The lush scenary of Newfoundland reminded me of the mountains of Vancouver, they share a calm serenity that calls the mountains into focus and draws you into the park.
Converting our minivan into a camper was easy (with Alex’s decades of construction experience) after we found the right design for a foldout bed but the hard part was now planning our trip to eastern Canada to fit in as much as we could in just 10 days from Toronto to Newfoundland, passing through Quebec, New Brunswick, and Nova Scotia along the way.
In the beginning, we opted to camp at only Provincial or National Parks, but we quickly grew to love the personality of private campsites and their (often) much more accessible locations from the highway. We stuck to driving 5-6 hours a day so we could balance the trip with work commitments (the benefit of telecommunity and working for oneself) and sightseeing. Some nights, we had to set up camp late as we pulled in to our spot after dark. In the mornings, we’d awake to the gamble of what the campsite actually looked like.
My main desire of Nova Scotia was the Cabot Trail. I wanted to feel its every twist and turn, to stop at every doting town from Baddeck to Meat Cove, and to taste today’s fresh catch. Going up the west side of Cape Breton, the Cabot Trail can be driven by using right hand turns only. You can drive the Cabot Trail in a day, but if you have the time, stay for a weekend. The highlight of our trip was Captain Mark’s whalewatching boat tour complete with whales that swam right alongside our boat.
One of the highlights of our camper van roadtrip across Eastern Canada is Captain Mark's Whale and Seal Cruise in Cape Breton. We caught two seats on a research vessel and went out on the water with a group of students tracking and tagging pilot whales. It was a bumpy three hours out on the water but the captain and crew were determined - we weren't turning back until we spotted these guys.
When we finally caught up to a group of whales, it was incredible. We sailed with them for about 30 minutes, a pair of them swam close to the boat and we even saw a mother and her baby! Our sea legs were tired about the 3-hour trip, but I left feeling full of happiness to have spent the afternoon with some amazing sea creatures.

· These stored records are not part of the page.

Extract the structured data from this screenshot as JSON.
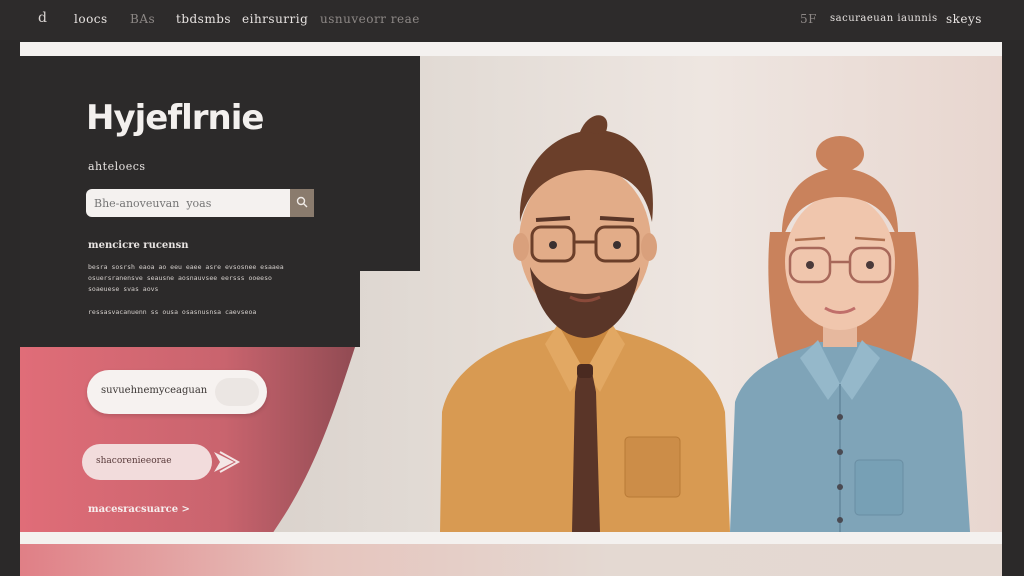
{
  "nav": {
    "logo": "d",
    "items": [
      "loocs",
      "BAs",
      "tbdsmbs",
      "eihrsurrig",
      "usnuveorr reae"
    ],
    "right_icon_text": "5F",
    "right_items": [
      "sacuraeuan iaunnis",
      "skeys"
    ]
  },
  "hero": {
    "title": "Hyjeflrnie",
    "subtitle": "ahteloecs",
    "search_placeholder": "Bhe-anoveuvan  yoas",
    "section_heading": "mencicre rucensn",
    "body_line1": "besra sosrsh eaoa ao eeu eaee asre evsosnee esaaea",
    "body_line2": "osuersranensve seausne aosnauvsee eersss ooeeso",
    "body_line3": "soaeuese svas aovs",
    "body_line4": "ressasvacanuenn ss ousa osasnusnsa caevseoa",
    "primary_button": "suvuehnemyceaguan",
    "secondary_button": "shacorenieeorae",
    "bottom_link": "macesracsuarce >"
  },
  "colors": {
    "nav_bg": "#2d2b2b",
    "panel_dark": "#2c2a2a",
    "accent_pink": "#e06d78",
    "search_button": "#8a7b6d"
  }
}
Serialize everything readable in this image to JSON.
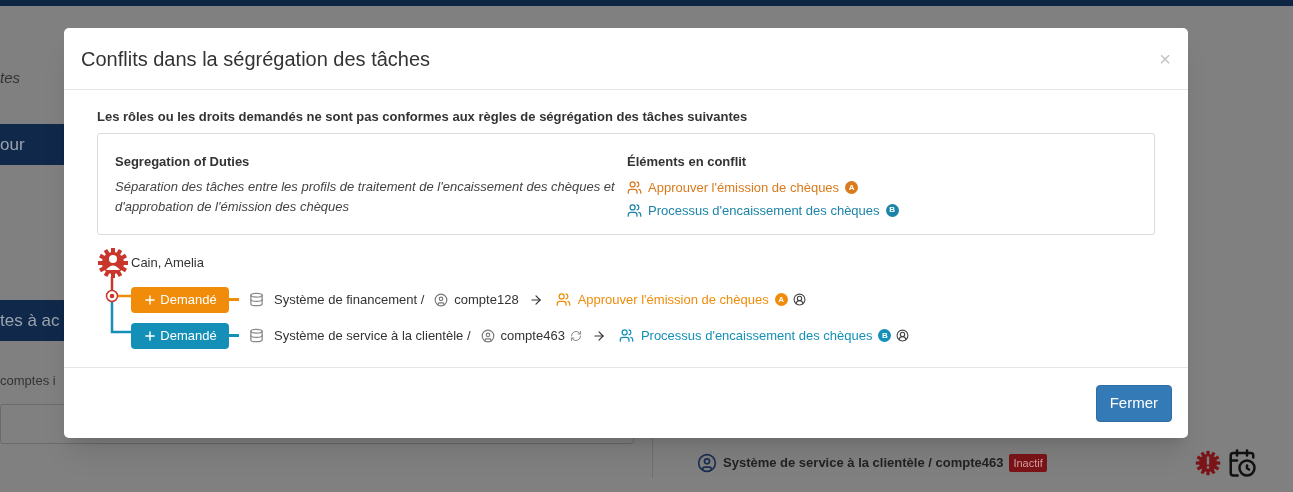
{
  "background": {
    "left_fragments": [
      {
        "kind": "italic",
        "text": "tes"
      },
      {
        "kind": "banner",
        "text": "our"
      },
      {
        "kind": "banner",
        "text": "tes à ac"
      },
      {
        "kind": "plain",
        "text": "comptes i"
      }
    ],
    "account_row": {
      "name": "Système de service à la clientèle / compte463",
      "status": "Inactif"
    }
  },
  "dialog": {
    "title": "Conflits dans la ségrégation des tâches",
    "close": "×",
    "intro": "Les rôles ou les droits demandés ne sont pas conformes aux règles de ségrégation des tâches suivantes",
    "rule": {
      "heading": "Segregation of Duties",
      "description": "Séparation des tâches entre les profils de traitement de l'encaissement des chèques et d'approbation de l'émission des chèques"
    },
    "conflicts": {
      "heading": "Éléments en conflit",
      "items": [
        {
          "label": "Approuver l'émission de chèques",
          "marker": "A",
          "color": "#d97a1c"
        },
        {
          "label": "Processus d'encaissement des chèques",
          "marker": "B",
          "color": "#1b84a8"
        }
      ]
    },
    "user": "Cain, Amelia",
    "requests": [
      {
        "action": "Demandé",
        "system": "Système de financement /",
        "account": "compte128",
        "sync": false,
        "target": "Approuver l'émission de chèques",
        "marker": "A",
        "color": "#f08c0a"
      },
      {
        "action": "Demandé",
        "system": "Système de service à la clientèle /",
        "account": "compte463",
        "sync": true,
        "target": "Processus d'encaissement des chèques",
        "marker": "B",
        "color": "#1490b8"
      }
    ],
    "buttons": [
      "Fermer"
    ]
  }
}
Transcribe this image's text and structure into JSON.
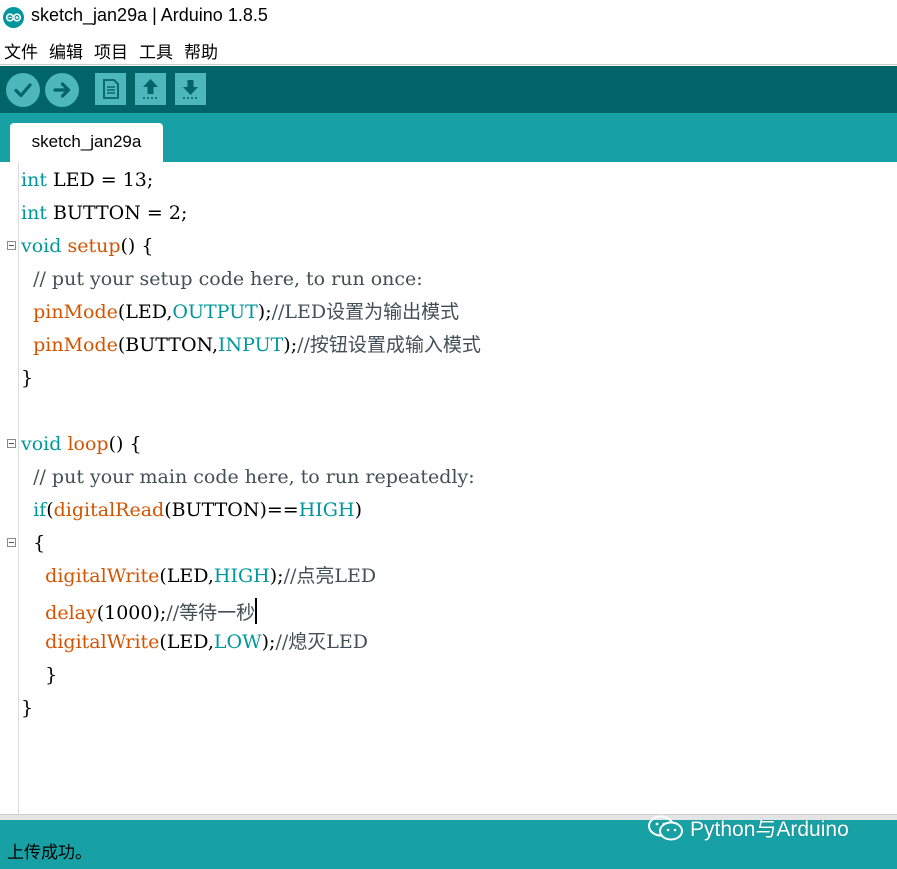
{
  "window": {
    "title": "sketch_jan29a | Arduino 1.8.5"
  },
  "menu": {
    "items": [
      "文件",
      "编辑",
      "项目",
      "工具",
      "帮助"
    ]
  },
  "toolbar": {
    "buttons": [
      {
        "name": "verify",
        "icon": "check-icon"
      },
      {
        "name": "upload",
        "icon": "arrow-right-icon"
      },
      {
        "name": "new",
        "icon": "document-icon"
      },
      {
        "name": "open",
        "icon": "arrow-up-icon"
      },
      {
        "name": "save",
        "icon": "arrow-down-icon"
      }
    ]
  },
  "tabs": [
    {
      "label": "sketch_jan29a",
      "active": true
    }
  ],
  "editor": {
    "lines": [
      {
        "indent": "",
        "tokens": [
          {
            "t": "int",
            "c": "kw"
          },
          {
            "t": " LED = 13;",
            "c": ""
          }
        ]
      },
      {
        "indent": "",
        "tokens": [
          {
            "t": "int",
            "c": "kw"
          },
          {
            "t": " BUTTON = 2;",
            "c": ""
          }
        ]
      },
      {
        "indent": "",
        "fold": true,
        "tokens": [
          {
            "t": "void",
            "c": "kw"
          },
          {
            "t": " ",
            "c": ""
          },
          {
            "t": "setup",
            "c": "fn"
          },
          {
            "t": "() {",
            "c": ""
          }
        ]
      },
      {
        "indent": "  ",
        "tokens": [
          {
            "t": "// put your setup code here, to run once:",
            "c": "cm"
          }
        ]
      },
      {
        "indent": "  ",
        "tokens": [
          {
            "t": "pinMode",
            "c": "fn"
          },
          {
            "t": "(LED,",
            "c": ""
          },
          {
            "t": "OUTPUT",
            "c": "cn"
          },
          {
            "t": ");",
            "c": ""
          },
          {
            "t": "//LED设置为输出模式",
            "c": "cm"
          }
        ]
      },
      {
        "indent": "  ",
        "tokens": [
          {
            "t": "pinMode",
            "c": "fn"
          },
          {
            "t": "(BUTTON,",
            "c": ""
          },
          {
            "t": "INPUT",
            "c": "cn"
          },
          {
            "t": ");",
            "c": ""
          },
          {
            "t": "//按钮设置成输入模式",
            "c": "cm"
          }
        ]
      },
      {
        "indent": "",
        "tokens": [
          {
            "t": "}",
            "c": ""
          }
        ]
      },
      {
        "indent": "",
        "tokens": [
          {
            "t": "",
            "c": ""
          }
        ]
      },
      {
        "indent": "",
        "fold": true,
        "tokens": [
          {
            "t": "void",
            "c": "kw"
          },
          {
            "t": " ",
            "c": ""
          },
          {
            "t": "loop",
            "c": "fn"
          },
          {
            "t": "() {",
            "c": ""
          }
        ]
      },
      {
        "indent": "  ",
        "tokens": [
          {
            "t": "// put your main code here, to run repeatedly:",
            "c": "cm"
          }
        ]
      },
      {
        "indent": "  ",
        "tokens": [
          {
            "t": "if",
            "c": "kw"
          },
          {
            "t": "(",
            "c": ""
          },
          {
            "t": "digitalRead",
            "c": "fn"
          },
          {
            "t": "(BUTTON)==",
            "c": ""
          },
          {
            "t": "HIGH",
            "c": "cn"
          },
          {
            "t": ")",
            "c": ""
          }
        ]
      },
      {
        "indent": "  ",
        "fold": true,
        "tokens": [
          {
            "t": "{",
            "c": ""
          }
        ]
      },
      {
        "indent": "    ",
        "tokens": [
          {
            "t": "digitalWrite",
            "c": "fn"
          },
          {
            "t": "(LED,",
            "c": ""
          },
          {
            "t": "HIGH",
            "c": "cn"
          },
          {
            "t": ");",
            "c": ""
          },
          {
            "t": "//点亮LED",
            "c": "cm"
          }
        ]
      },
      {
        "indent": "    ",
        "caret": true,
        "tokens": [
          {
            "t": "delay",
            "c": "fn"
          },
          {
            "t": "(1000);",
            "c": ""
          },
          {
            "t": "//等待一秒",
            "c": "cm"
          }
        ]
      },
      {
        "indent": "    ",
        "tokens": [
          {
            "t": "digitalWrite",
            "c": "fn"
          },
          {
            "t": "(LED,",
            "c": ""
          },
          {
            "t": "LOW",
            "c": "cn"
          },
          {
            "t": ");",
            "c": ""
          },
          {
            "t": "//熄灭LED",
            "c": "cm"
          }
        ]
      },
      {
        "indent": "    ",
        "tokens": [
          {
            "t": "}",
            "c": ""
          }
        ]
      },
      {
        "indent": "",
        "tokens": [
          {
            "t": "}",
            "c": ""
          }
        ]
      }
    ]
  },
  "status": {
    "message": "上传成功。"
  },
  "watermark": {
    "text": "Python与Arduino"
  },
  "colors": {
    "toolbar_bg": "#006468",
    "tab_bg": "#17a1a5",
    "button_bg": "#4db7bb",
    "keyword": "#00979c",
    "function": "#d35400",
    "comment": "#434f54"
  }
}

The sad truth is, I've never properly spent any time in Quebec. I'd been to Montreal 3 years ago take an entrance exam for law school - and that was that. This summer, the same thing happened when I passed through Quebec City for a few hours while driving east from Toronto to Halifax. This time, I at least had my camera with me.
With so much culture and atmosphere just oozing from the sidewalk, it's easy to see why Quebec City has become the getaway for so many tourists down south. Now that I'm living in New York, I continue to run into New Yorkers who rave about the magic of Quebec.
I spent most of the little precious time I had in Old Quebec - an area that was so quaintly beautiful that I considered extending my stay in Quebec just to enjoy it a bit longer, meanwhile kicking myself for not paying more attention in French class. I'm just searching for a reason to return to Quebec, properly, next time.